Which lines below contain "syntax"? Pull them out.
::: Supplied records :::
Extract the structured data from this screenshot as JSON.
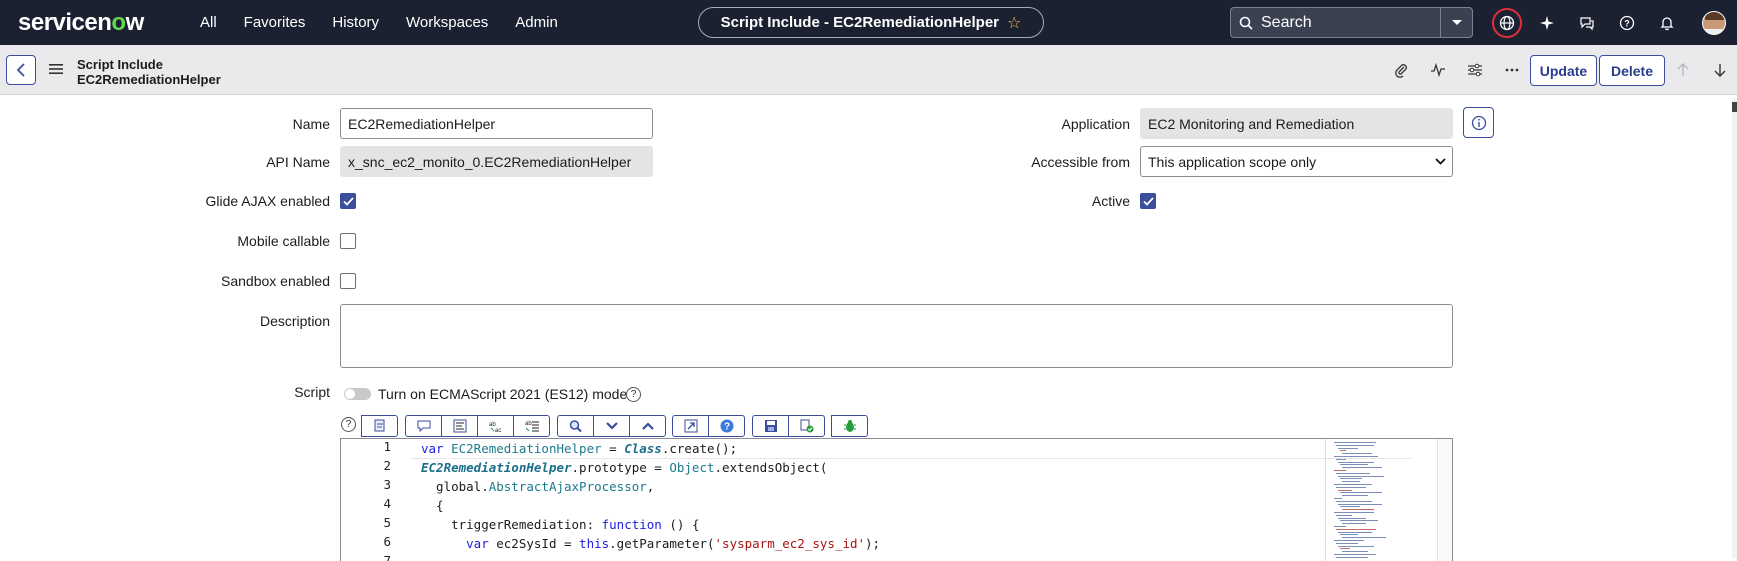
{
  "topnav": {
    "logo": "servicenow",
    "menu": [
      "All",
      "Favorites",
      "History",
      "Workspaces",
      "Admin"
    ],
    "record_title": "Script Include - EC2RemediationHelper",
    "search_placeholder": "Search"
  },
  "header": {
    "type": "Script Include",
    "name": "EC2RemediationHelper",
    "update_label": "Update",
    "delete_label": "Delete"
  },
  "form": {
    "name_label": "Name",
    "name_value": "EC2RemediationHelper",
    "api_name_label": "API Name",
    "api_name_value": "x_snc_ec2_monito_0.EC2RemediationHelper",
    "glide_ajax_label": "Glide AJAX enabled",
    "glide_ajax_checked": true,
    "mobile_callable_label": "Mobile callable",
    "mobile_callable_checked": false,
    "sandbox_label": "Sandbox enabled",
    "sandbox_checked": false,
    "description_label": "Description",
    "description_value": "",
    "application_label": "Application",
    "application_value": "EC2 Monitoring and Remediation",
    "accessible_label": "Accessible from",
    "accessible_value": "This application scope only",
    "active_label": "Active",
    "active_checked": true,
    "script_label": "Script",
    "es12_toggle_label": "Turn on ECMAScript 2021 (ES12) mode"
  },
  "toolbar_icons": [
    "toggle-syntax-icon",
    "comment-icon",
    "format-icon",
    "replace-icon",
    "replace-all-icon",
    "search-icon",
    "next-icon",
    "previous-icon",
    "fullscreen-icon",
    "help-icon",
    "save-icon",
    "check-syntax-icon",
    "debug-icon"
  ],
  "code": {
    "line_numbers": [
      "1",
      "2",
      "3",
      "4",
      "5",
      "6",
      "7"
    ]
  },
  "colors": {
    "nav_bg": "#1b2130",
    "brand_green": "#62d84e",
    "accent": "#3a4e9b",
    "globe_ring": "#e0303c"
  }
}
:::
● **Exercise result**
    "toggle-syntax-icon",
    "check-syntax-icon",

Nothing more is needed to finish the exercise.